River Valley Church is hosting nearly three dozen different Christmas Eve services at its metro-area locations — with carols by candlelight on both Friday and Saturday.

For Christmas Day, however, there won't be any services at all. The church's recorded Christmas Spectacular will be available on-demand all day on its YouTube channel.

While many Twin Cities churches celebrate Christmas Eve in a big way, some are skipping in-person services on Christmas Day, which falls on a Sunday this year. Nationally, most Protestant churches (84%) do plan to hold services on Dec. 25, but the number doing so has shrunk more than 5% from 2016, the last time Christmas Day fell on a Sunday, a Lifeway Research survey found.
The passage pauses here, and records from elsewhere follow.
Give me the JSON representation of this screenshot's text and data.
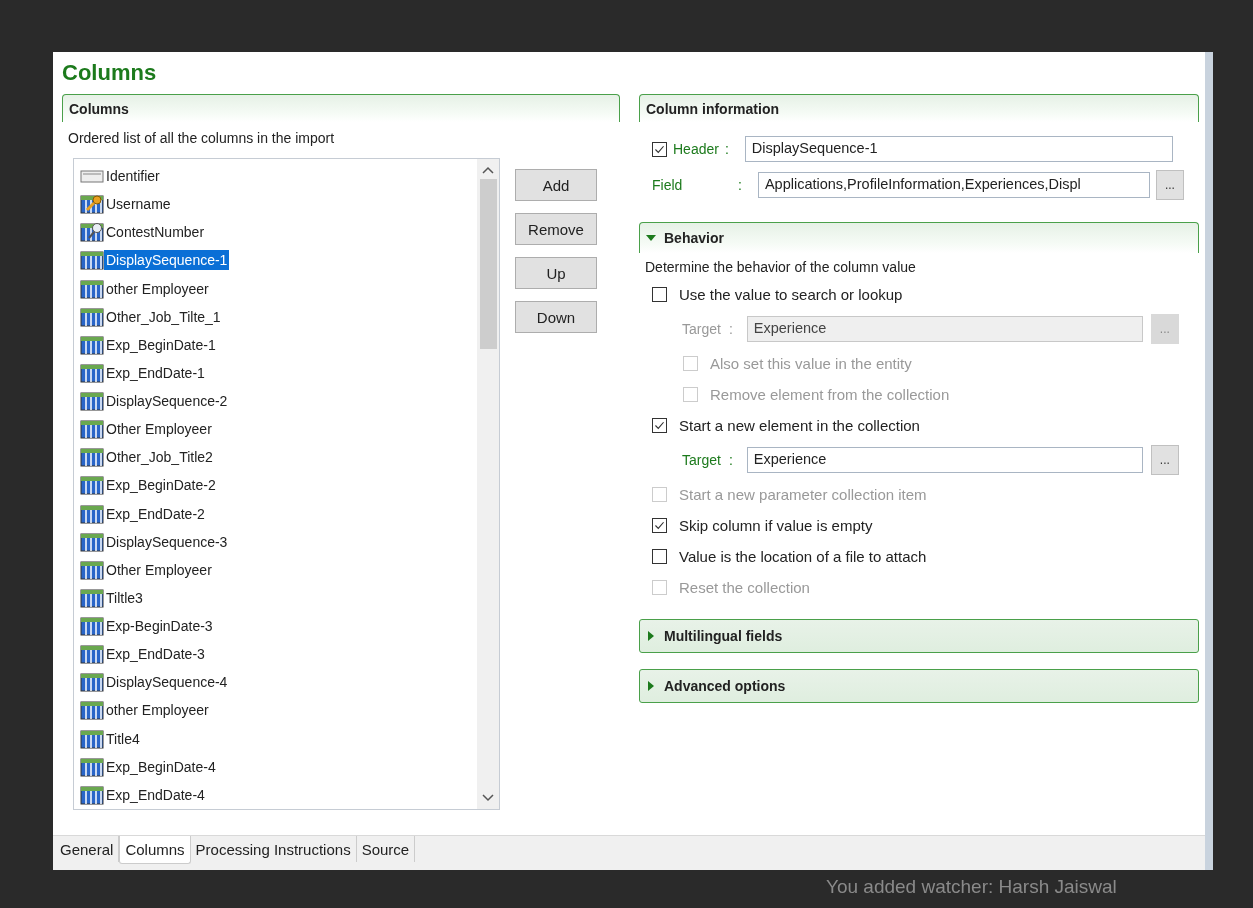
{
  "dialog": {
    "title": "Columns"
  },
  "columns_group": {
    "title": "Columns",
    "description": "Ordered list of all the columns in the import",
    "items": [
      {
        "label": "Identifier",
        "kind": "identifier",
        "selected": false
      },
      {
        "label": "Username",
        "kind": "key",
        "selected": false
      },
      {
        "label": "ContestNumber",
        "kind": "lookup",
        "selected": false
      },
      {
        "label": "DisplaySequence-1",
        "kind": "column",
        "selected": true
      },
      {
        "label": "other Employeer",
        "kind": "column",
        "selected": false
      },
      {
        "label": "Other_Job_Tilte_1",
        "kind": "column",
        "selected": false
      },
      {
        "label": "Exp_BeginDate-1",
        "kind": "column",
        "selected": false
      },
      {
        "label": "Exp_EndDate-1",
        "kind": "column",
        "selected": false
      },
      {
        "label": "DisplaySequence-2",
        "kind": "column",
        "selected": false
      },
      {
        "label": "Other Employeer",
        "kind": "column",
        "selected": false
      },
      {
        "label": "Other_Job_Title2",
        "kind": "column",
        "selected": false
      },
      {
        "label": "Exp_BeginDate-2",
        "kind": "column",
        "selected": false
      },
      {
        "label": "Exp_EndDate-2",
        "kind": "column",
        "selected": false
      },
      {
        "label": "DisplaySequence-3",
        "kind": "column",
        "selected": false
      },
      {
        "label": "Other Employeer",
        "kind": "column",
        "selected": false
      },
      {
        "label": "Tiltle3",
        "kind": "column",
        "selected": false
      },
      {
        "label": "Exp-BeginDate-3",
        "kind": "column",
        "selected": false
      },
      {
        "label": "Exp_EndDate-3",
        "kind": "column",
        "selected": false
      },
      {
        "label": "DisplaySequence-4",
        "kind": "column",
        "selected": false
      },
      {
        "label": "other Employeer",
        "kind": "column",
        "selected": false
      },
      {
        "label": "Title4",
        "kind": "column",
        "selected": false
      },
      {
        "label": "Exp_BeginDate-4",
        "kind": "column",
        "selected": false
      },
      {
        "label": "Exp_EndDate-4",
        "kind": "column",
        "selected": false
      }
    ]
  },
  "list_buttons": [
    "Add",
    "Remove",
    "Up",
    "Down"
  ],
  "column_information": {
    "title": "Column information",
    "header": {
      "checked": true,
      "label": "Header",
      "colon": ":",
      "value": "DisplaySequence-1"
    },
    "field": {
      "label": "Field",
      "colon": ":",
      "value": "Applications,ProfileInformation,Experiences,Displ",
      "button": "..."
    }
  },
  "behavior": {
    "title": "Behavior",
    "expanded": true,
    "description": "Determine the behavior of the column value",
    "options": [
      {
        "kind": "checkbox",
        "label": "Use the value to search or lookup",
        "checked": false,
        "disabled": false,
        "children": [
          {
            "kind": "target",
            "label": "Target",
            "colon": ":",
            "value": "Experience",
            "button": "...",
            "disabled": true
          },
          {
            "kind": "checkbox",
            "label": "Also set this value in the entity",
            "checked": false,
            "disabled": true
          },
          {
            "kind": "checkbox",
            "label": "Remove element from the collection",
            "checked": false,
            "disabled": true
          }
        ]
      },
      {
        "kind": "checkbox",
        "label": "Start a new element in the collection",
        "checked": true,
        "disabled": false,
        "children": [
          {
            "kind": "target",
            "label": "Target",
            "colon": ":",
            "value": "Experience",
            "button": "...",
            "disabled": false
          }
        ]
      },
      {
        "kind": "checkbox",
        "label": "Start a new parameter collection item",
        "checked": false,
        "disabled": true
      },
      {
        "kind": "checkbox",
        "label": "Skip column if value is empty",
        "checked": true,
        "disabled": false
      },
      {
        "kind": "checkbox",
        "label": "Value is the location of a file to attach",
        "checked": false,
        "disabled": false
      },
      {
        "kind": "checkbox",
        "label": "Reset the collection",
        "checked": false,
        "disabled": true
      }
    ]
  },
  "sections": [
    {
      "title": "Multilingual fields",
      "expanded": false
    },
    {
      "title": "Advanced options",
      "expanded": false
    }
  ],
  "tabs": [
    {
      "label": "General",
      "selected": false
    },
    {
      "label": "Columns",
      "selected": true
    },
    {
      "label": "Processing Instructions",
      "selected": false
    },
    {
      "label": "Source",
      "selected": false
    }
  ],
  "background": {
    "notice": "You added watcher: Harsh Jaiswal"
  }
}
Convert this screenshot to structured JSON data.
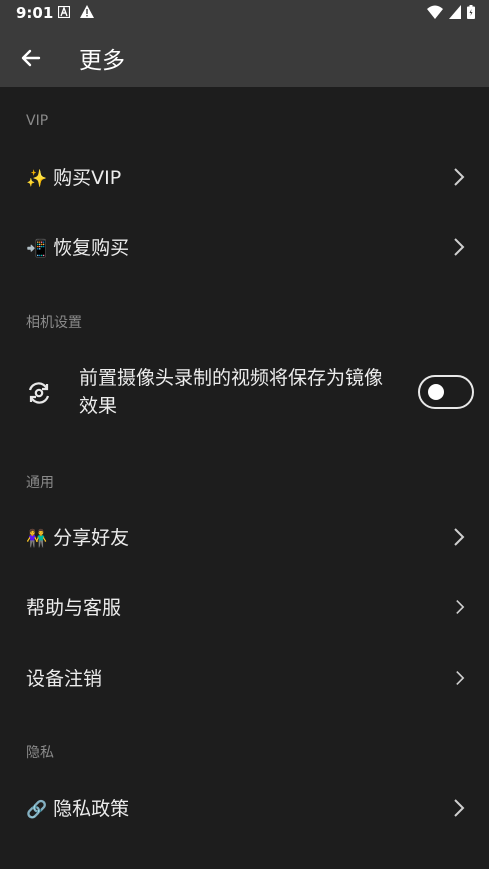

According to Lifeway's executive director Scott McConnell, many pastors making the call to skip Christmas Day services this year anticipated that families celebrating their own traditions at home wouldn't want to come to church.

When the holiday lands during the week, most Protestants don't attend Christmas Day services. For many families, the holiday is devoted to staying in pajamas as long as possible and reveling in Santa's bounty. While some local pastors are holding "Jammies with Jesus" services over Zoom, others have decided to call the day off instead of leading worship before largely empty pews.

It's not uncommon for River Valley to skip Sunday services when the holidays fall on or near a weekend. Christmas Eve has always been the church's focus, said Logan Ketterling, a pastor in the multi-site megachurch. "It's really a time for us to anticipate the celebration of the birth of our savior," he said.

Minneapolis' Judson Memorial Baptist Church is taking two Sundays off this holiday season. Pastor Rev. G. Travis Norvell decided not to hold services on Christmas Day or New Year's Day, which also falls on a Sunday.

"I think the pandemic has changed us by thinking that we went two years without in-person service. We thought we could go two Sundays," said Norvell.

Christmas Eve is Judson's big celebration, said Norvell, who described Christmas Day as "kind of a letdown. People can have a break and be home with their families and just enjoy the time," he said.

Here in the Twin Cities, a number of churches both large and small are skipping Sunday services this week, but most have at least one Christmas Day service planned.

Lifeway's survey found that pastors in the western U.S. and those at the helm of non-denominational churches were among the least likely to hold Sunday services on Christmas Day this year. And nationally, bigger churches (those with 250 or more in attendance) were 12% more likely than small ones (those with 50 or fewer) to keep Sunday services on the schedule this Christmas Day.

Lifeway's researchers only talked to Protestant pastors — at Catholic churches, Sunday Mass is a must. In Minneapolis, the Basilica of St. Mary will have four different services on Christmas Day, some featuring their choir accompanied by brass, strings and organ.

In fact, some local clergy are anticipating that on Christmas Day, members might be even more in need of the connection that a worship service can provide.

At Hennepin Avenue United Methodist Church, which will host both an in-person and a Zoom service on Dec. 25, pastors posted an online invitation for their Christmas Day services: "Do you need a bit of revitalization? Do you need a bit of soul and physical nourishment this Christmas Day?" they asked, adding that their two services "will have time to connect to each other, the meaning of Christmas, and an invitation to share your own stories of Christmas, if you so desire."